Three remedies should be considered on the international level: (a) an amendment to the New York Convention, (b) the adoption of a new treaty – with a reach aspiring to that of the Convention’s 171 current jurisdictions – that would provide for reciprocal recognition and enforcement of international arbitration agreements and arbitral awards involving Taiwan and (c) a series of smaller-scale bilateral and multilateral trade agreements to the same effect. Each of these types of international agreement is fully compatible with international law (and not dissimilar from either Taiwan’s participation in the WTO or its 40 or so investment protection agreements with countries around the world); each of these types of international agreement would also remedy the current, irrational exclusion of Taiwan from the Convention.
Remedies for Taiwan’s exclusion from the Convention are also possible, if less desirable, on a domestic level. Those legislative remedies would vary among states, depending on existing national statutory instruments. In the United States, for example, Congress could amend Chapter 2 of the Federal Arbitration Act, the domestic U.S. legislation implementing the Convention, allowing for arbitration agreements and awards involving Taiwan and Taiwanese parties to be enforced in the United States on the same terms as the Convention. Alternatively, the United States could conclude a congressional executive agreement (like the North American Free Trade Agreement or the United States-Mexico-Canada Agreement), which would similarly provide for mutual recognition and enforcement of international arbitration agreements and awards on terms paralleling the Convention. Each of these options would complement existing Taiwanese legislation by effectively ensuring that Taiwanese awards and agreements are recognized and enforced in the United States. Comparable legislation or bilateral agreements could be adopted in other states.

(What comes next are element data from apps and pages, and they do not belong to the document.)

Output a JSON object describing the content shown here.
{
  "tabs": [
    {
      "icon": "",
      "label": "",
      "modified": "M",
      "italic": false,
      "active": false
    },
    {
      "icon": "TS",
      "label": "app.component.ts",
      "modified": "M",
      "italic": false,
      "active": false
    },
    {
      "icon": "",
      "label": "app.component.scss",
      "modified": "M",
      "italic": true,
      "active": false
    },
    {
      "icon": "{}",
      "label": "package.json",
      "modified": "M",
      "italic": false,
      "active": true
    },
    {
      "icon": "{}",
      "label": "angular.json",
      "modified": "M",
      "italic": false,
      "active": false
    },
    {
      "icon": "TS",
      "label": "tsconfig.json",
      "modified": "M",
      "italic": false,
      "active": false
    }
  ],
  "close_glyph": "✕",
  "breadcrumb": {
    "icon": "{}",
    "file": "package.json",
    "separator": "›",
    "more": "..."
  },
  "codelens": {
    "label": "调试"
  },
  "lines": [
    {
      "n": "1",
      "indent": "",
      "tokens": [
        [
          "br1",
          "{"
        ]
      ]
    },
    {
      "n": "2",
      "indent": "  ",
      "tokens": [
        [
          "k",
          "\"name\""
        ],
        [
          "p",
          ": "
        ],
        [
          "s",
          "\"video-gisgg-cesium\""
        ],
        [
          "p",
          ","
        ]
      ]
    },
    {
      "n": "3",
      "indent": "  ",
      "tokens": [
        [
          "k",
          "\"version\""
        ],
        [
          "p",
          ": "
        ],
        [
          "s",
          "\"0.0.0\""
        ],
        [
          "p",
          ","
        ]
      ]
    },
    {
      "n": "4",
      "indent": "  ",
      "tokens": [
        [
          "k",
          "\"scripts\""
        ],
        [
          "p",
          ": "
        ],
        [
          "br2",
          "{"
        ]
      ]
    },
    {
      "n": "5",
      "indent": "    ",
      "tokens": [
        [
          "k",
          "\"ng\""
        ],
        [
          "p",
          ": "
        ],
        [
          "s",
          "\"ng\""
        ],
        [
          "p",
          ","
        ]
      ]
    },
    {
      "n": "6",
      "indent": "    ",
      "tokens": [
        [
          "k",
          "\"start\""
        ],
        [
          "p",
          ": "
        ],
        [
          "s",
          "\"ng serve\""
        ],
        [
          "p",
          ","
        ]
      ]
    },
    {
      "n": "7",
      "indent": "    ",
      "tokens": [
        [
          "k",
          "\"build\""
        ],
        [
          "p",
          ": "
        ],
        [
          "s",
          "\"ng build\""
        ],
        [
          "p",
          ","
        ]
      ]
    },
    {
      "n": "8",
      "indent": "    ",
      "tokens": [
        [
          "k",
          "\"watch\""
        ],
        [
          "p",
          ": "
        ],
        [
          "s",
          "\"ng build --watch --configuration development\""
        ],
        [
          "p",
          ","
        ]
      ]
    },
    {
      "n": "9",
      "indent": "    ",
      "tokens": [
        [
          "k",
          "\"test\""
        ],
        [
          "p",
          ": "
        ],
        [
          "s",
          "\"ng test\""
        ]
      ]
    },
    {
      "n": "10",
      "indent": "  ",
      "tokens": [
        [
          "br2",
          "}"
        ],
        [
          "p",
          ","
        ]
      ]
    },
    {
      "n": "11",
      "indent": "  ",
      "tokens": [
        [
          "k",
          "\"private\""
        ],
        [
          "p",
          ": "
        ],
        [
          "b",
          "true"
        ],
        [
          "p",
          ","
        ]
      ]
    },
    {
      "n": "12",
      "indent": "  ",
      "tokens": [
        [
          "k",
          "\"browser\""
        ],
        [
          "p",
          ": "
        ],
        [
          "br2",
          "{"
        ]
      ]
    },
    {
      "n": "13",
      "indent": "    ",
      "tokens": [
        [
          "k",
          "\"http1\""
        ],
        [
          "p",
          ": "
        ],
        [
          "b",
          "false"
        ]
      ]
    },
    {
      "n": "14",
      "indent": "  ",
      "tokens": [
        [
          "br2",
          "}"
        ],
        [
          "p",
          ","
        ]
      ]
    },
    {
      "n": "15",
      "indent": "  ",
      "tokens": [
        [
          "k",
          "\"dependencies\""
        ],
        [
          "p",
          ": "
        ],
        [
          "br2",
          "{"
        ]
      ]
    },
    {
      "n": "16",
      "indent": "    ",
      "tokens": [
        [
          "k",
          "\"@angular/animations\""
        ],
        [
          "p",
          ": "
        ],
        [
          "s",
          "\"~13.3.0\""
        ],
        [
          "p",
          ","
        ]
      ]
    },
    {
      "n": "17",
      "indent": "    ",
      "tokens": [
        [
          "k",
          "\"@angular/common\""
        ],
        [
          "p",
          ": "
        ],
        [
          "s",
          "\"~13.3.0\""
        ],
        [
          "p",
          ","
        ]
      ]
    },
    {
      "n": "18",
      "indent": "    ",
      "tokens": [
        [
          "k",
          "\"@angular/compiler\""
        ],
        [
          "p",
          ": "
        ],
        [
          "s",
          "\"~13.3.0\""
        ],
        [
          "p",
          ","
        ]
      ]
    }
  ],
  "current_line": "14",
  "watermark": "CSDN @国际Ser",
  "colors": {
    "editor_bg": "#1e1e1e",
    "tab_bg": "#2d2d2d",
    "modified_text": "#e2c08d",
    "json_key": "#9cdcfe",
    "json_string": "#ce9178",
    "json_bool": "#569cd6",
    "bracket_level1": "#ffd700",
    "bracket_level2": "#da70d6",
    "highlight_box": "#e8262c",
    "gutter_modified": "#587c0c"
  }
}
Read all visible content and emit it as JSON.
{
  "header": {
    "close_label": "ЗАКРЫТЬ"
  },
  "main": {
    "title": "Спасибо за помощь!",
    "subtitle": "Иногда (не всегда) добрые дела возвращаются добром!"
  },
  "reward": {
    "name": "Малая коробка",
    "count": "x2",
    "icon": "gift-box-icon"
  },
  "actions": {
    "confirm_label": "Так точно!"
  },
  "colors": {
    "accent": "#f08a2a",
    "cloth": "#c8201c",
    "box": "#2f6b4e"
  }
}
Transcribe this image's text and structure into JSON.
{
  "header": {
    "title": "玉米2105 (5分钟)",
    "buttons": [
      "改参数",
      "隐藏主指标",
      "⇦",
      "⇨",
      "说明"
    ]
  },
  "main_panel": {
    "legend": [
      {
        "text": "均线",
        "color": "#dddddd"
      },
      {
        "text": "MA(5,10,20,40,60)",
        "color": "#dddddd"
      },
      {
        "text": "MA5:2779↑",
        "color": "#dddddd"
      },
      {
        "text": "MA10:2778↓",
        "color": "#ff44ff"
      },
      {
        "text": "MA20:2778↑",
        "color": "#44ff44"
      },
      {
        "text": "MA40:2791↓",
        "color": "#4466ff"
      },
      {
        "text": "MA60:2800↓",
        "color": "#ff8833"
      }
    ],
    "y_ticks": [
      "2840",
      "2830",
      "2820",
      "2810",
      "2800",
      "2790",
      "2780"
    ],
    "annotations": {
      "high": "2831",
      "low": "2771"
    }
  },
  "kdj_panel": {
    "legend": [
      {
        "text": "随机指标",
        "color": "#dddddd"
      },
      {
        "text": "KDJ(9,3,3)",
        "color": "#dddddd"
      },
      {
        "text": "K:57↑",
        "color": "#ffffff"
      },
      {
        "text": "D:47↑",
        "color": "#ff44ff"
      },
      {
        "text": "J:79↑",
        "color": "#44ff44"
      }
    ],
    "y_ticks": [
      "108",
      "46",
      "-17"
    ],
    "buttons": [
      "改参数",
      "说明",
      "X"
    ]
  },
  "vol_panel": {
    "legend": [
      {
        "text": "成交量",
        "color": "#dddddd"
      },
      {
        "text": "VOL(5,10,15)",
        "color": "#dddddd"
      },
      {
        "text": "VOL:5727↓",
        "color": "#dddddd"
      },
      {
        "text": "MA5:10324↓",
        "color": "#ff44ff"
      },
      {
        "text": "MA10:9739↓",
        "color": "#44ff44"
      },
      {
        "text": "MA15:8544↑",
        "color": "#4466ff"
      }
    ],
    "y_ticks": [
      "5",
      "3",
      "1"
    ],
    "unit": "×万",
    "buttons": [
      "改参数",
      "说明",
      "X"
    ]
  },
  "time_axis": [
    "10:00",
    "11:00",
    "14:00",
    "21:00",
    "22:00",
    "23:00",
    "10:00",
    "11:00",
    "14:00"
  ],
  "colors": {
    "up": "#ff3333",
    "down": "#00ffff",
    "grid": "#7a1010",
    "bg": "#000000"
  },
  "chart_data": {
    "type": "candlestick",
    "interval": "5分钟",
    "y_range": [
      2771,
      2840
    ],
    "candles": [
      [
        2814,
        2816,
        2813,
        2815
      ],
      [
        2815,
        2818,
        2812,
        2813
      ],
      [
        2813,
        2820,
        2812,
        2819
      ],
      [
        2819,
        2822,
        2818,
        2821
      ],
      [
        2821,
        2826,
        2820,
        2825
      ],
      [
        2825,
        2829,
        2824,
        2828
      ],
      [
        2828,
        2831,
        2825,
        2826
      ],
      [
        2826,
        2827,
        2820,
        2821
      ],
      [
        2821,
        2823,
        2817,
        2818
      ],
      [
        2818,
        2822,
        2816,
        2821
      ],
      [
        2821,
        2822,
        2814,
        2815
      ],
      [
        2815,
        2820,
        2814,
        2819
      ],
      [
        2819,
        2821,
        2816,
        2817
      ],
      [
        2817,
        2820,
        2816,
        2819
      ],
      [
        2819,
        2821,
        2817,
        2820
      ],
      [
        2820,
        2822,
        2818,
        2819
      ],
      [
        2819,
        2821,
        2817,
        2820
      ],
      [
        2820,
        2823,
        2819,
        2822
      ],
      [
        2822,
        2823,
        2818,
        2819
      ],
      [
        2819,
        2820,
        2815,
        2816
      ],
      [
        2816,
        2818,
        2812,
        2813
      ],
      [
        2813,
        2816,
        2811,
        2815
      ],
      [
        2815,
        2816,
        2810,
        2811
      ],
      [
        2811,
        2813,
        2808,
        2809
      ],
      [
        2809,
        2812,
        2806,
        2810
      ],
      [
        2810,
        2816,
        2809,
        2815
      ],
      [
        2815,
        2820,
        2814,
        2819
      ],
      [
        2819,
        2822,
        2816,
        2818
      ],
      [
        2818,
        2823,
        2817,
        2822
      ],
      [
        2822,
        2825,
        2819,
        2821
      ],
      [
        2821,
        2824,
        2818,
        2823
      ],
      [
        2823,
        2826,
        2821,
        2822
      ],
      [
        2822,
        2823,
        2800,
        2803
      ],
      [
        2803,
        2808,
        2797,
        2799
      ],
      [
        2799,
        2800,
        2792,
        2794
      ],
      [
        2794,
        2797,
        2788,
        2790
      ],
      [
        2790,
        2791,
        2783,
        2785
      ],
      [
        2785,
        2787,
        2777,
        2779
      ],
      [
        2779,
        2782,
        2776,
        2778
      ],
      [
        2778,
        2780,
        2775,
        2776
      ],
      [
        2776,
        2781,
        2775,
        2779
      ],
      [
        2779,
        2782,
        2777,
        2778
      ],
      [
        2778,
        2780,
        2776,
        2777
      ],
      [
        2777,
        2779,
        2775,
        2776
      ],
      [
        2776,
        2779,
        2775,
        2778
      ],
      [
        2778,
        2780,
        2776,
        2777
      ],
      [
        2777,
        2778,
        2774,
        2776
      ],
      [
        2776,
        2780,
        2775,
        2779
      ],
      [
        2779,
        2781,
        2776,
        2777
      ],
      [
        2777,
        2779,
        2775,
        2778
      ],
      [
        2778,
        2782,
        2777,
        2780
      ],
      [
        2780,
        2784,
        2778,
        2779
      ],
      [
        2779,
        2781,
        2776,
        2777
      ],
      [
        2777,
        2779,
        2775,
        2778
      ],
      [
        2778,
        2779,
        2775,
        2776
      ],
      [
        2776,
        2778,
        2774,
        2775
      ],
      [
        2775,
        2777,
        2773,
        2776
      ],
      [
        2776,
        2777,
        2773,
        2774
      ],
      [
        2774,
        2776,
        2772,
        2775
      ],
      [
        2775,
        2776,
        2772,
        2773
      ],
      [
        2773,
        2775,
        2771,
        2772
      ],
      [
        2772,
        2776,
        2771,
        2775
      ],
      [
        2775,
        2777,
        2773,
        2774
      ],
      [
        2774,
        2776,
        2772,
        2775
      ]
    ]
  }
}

All of the foregoing proposals would largely or entirely remedy Taiwan’s exclusion from the New York Convention. The most effective means of remedying that exclusion would be simply to amend the Convention – thereby extending the Convention’s uniform, global rules for dispute resolution to cross-border trade and investment involving Taiwan. Nonetheless, political inertia and reservations regarding China’s potential reactions may make a series of bilateral (or regional) treaties incorporating the Convention’s substance less controversial. In either case, international agreements would be preferable to domestic legislative solutions.
The authors are, respectively, the Chair and an associate of the International Arbitration Practice Group at Wilmer Cutler Pickering Hale and Dorr LLP. Mr. Born is the author of “International Commercial Arbitration” (3d ed. 2021). The authors’ views do not represent those of either their law firm or of any organizations with which they are affiliated.